Excerpted records Block Start
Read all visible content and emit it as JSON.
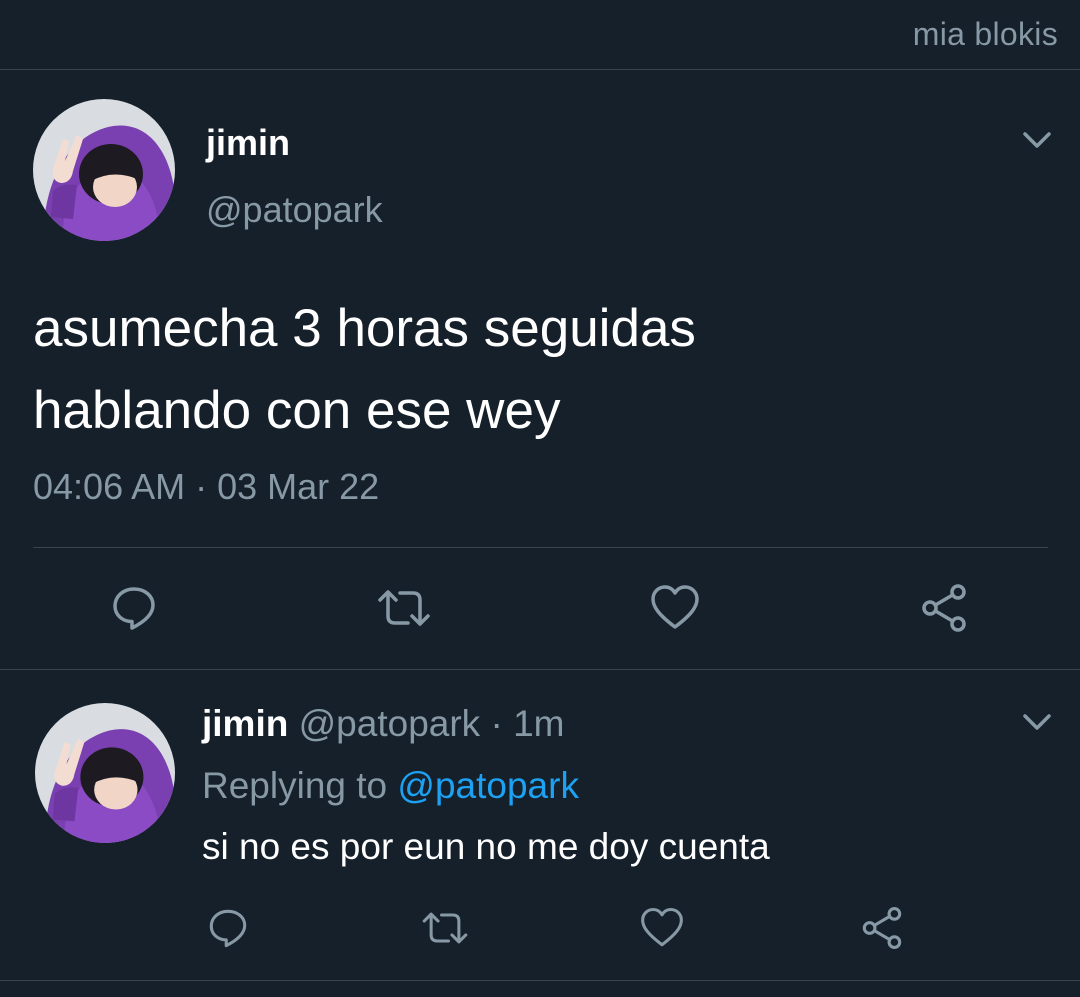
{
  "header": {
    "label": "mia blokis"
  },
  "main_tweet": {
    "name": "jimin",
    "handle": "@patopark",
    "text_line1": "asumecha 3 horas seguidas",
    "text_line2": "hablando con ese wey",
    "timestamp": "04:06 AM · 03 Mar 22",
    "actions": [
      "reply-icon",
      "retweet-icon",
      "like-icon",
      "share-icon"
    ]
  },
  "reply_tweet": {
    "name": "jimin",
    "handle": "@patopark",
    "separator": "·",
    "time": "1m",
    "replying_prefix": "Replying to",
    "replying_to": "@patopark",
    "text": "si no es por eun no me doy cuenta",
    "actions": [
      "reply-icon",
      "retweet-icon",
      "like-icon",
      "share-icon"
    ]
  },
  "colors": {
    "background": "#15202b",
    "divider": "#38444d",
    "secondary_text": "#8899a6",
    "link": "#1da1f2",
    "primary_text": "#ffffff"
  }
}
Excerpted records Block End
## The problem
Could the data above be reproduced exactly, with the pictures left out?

## Response to the task
Read all visible content and emit it as JSON.
{
  "header": {
    "label": "mia blokis"
  },
  "main_tweet": {
    "name": "jimin",
    "handle": "@patopark",
    "text_line1": "asumecha 3 horas seguidas",
    "text_line2": "hablando con ese wey",
    "timestamp": "04:06 AM · 03 Mar 22",
    "actions": [
      "reply-icon",
      "retweet-icon",
      "like-icon",
      "share-icon"
    ]
  },
  "reply_tweet": {
    "name": "jimin",
    "handle": "@patopark",
    "separator": "·",
    "time": "1m",
    "replying_prefix": "Replying to",
    "replying_to": "@patopark",
    "text": "si no es por eun no me doy cuenta",
    "actions": [
      "reply-icon",
      "retweet-icon",
      "like-icon",
      "share-icon"
    ]
  },
  "colors": {
    "background": "#15202b",
    "divider": "#38444d",
    "secondary_text": "#8899a6",
    "link": "#1da1f2",
    "primary_text": "#ffffff"
  }
}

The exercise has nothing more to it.